** Opening Dataset excerpts block **

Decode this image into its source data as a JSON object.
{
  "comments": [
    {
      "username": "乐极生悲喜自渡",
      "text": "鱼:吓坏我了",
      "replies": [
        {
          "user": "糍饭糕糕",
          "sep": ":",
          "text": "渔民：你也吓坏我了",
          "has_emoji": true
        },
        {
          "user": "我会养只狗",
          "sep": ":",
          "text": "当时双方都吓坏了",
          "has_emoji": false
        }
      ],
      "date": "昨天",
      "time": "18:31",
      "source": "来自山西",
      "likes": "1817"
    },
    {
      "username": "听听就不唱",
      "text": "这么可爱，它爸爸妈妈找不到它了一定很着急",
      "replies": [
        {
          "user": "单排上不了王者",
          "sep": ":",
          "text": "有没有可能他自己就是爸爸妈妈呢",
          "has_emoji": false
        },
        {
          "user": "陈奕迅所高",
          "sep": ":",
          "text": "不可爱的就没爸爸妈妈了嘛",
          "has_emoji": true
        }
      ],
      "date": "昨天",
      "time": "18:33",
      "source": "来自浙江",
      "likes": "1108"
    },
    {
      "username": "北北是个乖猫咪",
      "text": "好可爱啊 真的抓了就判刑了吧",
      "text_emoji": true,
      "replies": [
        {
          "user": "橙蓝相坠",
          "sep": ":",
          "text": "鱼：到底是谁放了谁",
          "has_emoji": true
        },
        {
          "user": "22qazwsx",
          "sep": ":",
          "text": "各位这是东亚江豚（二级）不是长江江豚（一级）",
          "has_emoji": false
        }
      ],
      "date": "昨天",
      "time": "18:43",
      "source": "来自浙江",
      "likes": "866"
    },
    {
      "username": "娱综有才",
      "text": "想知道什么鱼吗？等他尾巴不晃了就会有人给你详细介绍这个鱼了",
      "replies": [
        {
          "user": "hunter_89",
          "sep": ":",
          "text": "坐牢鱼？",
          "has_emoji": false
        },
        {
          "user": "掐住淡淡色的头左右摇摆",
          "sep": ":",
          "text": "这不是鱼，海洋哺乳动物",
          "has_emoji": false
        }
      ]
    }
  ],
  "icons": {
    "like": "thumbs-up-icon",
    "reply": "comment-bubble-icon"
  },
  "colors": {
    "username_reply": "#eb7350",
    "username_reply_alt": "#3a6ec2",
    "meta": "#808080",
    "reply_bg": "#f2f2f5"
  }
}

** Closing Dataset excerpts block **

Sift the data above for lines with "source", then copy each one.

Solution to the problem
Decode this image into its source data as a JSON object.
      "source": "来自山西",
      "source": "来自浙江",
      "source": "来自浙江",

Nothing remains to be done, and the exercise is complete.